**Source material**
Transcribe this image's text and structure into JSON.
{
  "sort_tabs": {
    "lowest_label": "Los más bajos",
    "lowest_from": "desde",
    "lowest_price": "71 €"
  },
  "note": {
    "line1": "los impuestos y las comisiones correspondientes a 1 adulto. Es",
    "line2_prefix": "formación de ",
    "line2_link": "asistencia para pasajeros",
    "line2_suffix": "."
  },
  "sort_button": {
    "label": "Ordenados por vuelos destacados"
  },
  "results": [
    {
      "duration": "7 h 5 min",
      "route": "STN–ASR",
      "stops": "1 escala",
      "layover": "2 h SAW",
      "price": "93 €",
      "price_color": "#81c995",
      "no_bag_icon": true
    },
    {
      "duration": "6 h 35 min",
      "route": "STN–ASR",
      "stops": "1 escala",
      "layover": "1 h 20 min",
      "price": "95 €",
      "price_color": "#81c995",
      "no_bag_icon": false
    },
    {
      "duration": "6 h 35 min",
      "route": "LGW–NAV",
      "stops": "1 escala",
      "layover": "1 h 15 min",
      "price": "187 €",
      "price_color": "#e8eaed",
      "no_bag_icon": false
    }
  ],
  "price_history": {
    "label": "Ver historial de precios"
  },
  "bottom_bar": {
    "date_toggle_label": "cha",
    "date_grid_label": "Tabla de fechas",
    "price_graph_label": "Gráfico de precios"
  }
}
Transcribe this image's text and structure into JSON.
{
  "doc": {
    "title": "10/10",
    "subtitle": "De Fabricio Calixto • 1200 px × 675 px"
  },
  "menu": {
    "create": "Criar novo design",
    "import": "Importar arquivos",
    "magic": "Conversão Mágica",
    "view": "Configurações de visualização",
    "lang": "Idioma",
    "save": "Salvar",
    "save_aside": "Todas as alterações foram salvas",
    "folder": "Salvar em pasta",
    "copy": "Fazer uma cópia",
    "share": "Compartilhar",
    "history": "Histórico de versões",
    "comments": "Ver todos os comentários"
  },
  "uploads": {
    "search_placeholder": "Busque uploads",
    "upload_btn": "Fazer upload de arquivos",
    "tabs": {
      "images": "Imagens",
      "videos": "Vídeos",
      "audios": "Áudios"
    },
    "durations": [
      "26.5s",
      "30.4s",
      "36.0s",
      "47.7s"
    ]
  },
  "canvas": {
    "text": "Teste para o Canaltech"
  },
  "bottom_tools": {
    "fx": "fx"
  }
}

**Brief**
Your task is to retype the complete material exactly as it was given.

**Answer to the problem**
Transcribe this image's text and structure into JSON.
{
  "sort_tabs": {
    "lowest_label": "Los más bajos",
    "lowest_from": "desde",
    "lowest_price": "71 €"
  },
  "note": {
    "line1": "los impuestos y las comisiones correspondientes a 1 adulto. Es",
    "line2_prefix": "formación de ",
    "line2_link": "asistencia para pasajeros",
    "line2_suffix": "."
  },
  "sort_button": {
    "label": "Ordenados por vuelos destacados"
  },
  "results": [
    {
      "duration": "7 h 5 min",
      "route": "STN–ASR",
      "stops": "1 escala",
      "layover": "2 h SAW",
      "price": "93 €",
      "price_color": "#81c995",
      "no_bag_icon": true
    },
    {
      "duration": "6 h 35 min",
      "route": "STN–ASR",
      "stops": "1 escala",
      "layover": "1 h 20 min",
      "price": "95 €",
      "price_color": "#81c995",
      "no_bag_icon": false
    },
    {
      "duration": "6 h 35 min",
      "route": "LGW–NAV",
      "stops": "1 escala",
      "layover": "1 h 15 min",
      "price": "187 €",
      "price_color": "#e8eaed",
      "no_bag_icon": false
    }
  ],
  "price_history": {
    "label": "Ver historial de precios"
  },
  "bottom_bar": {
    "date_toggle_label": "cha",
    "date_grid_label": "Tabla de fechas",
    "price_graph_label": "Gráfico de precios"
  }
}
Transcribe this image's text and structure into JSON.
{
  "doc": {
    "title": "10/10",
    "subtitle": "De Fabricio Calixto • 1200 px × 675 px"
  },
  "menu": {
    "create": "Criar novo design",
    "import": "Importar arquivos",
    "magic": "Conversão Mágica",
    "view": "Configurações de visualização",
    "lang": "Idioma",
    "save": "Salvar",
    "save_aside": "Todas as alterações foram salvas",
    "folder": "Salvar em pasta",
    "copy": "Fazer uma cópia",
    "share": "Compartilhar",
    "history": "Histórico de versões",
    "comments": "Ver todos os comentários"
  },
  "uploads": {
    "search_placeholder": "Busque uploads",
    "upload_btn": "Fazer upload de arquivos",
    "tabs": {
      "images": "Imagens",
      "videos": "Vídeos",
      "audios": "Áudios"
    },
    "durations": [
      "26.5s",
      "30.4s",
      "36.0s",
      "47.7s"
    ]
  },
  "canvas": {
    "text": "Teste para o Canaltech"
  },
  "bottom_tools": {
    "fx": "fx"
  }
}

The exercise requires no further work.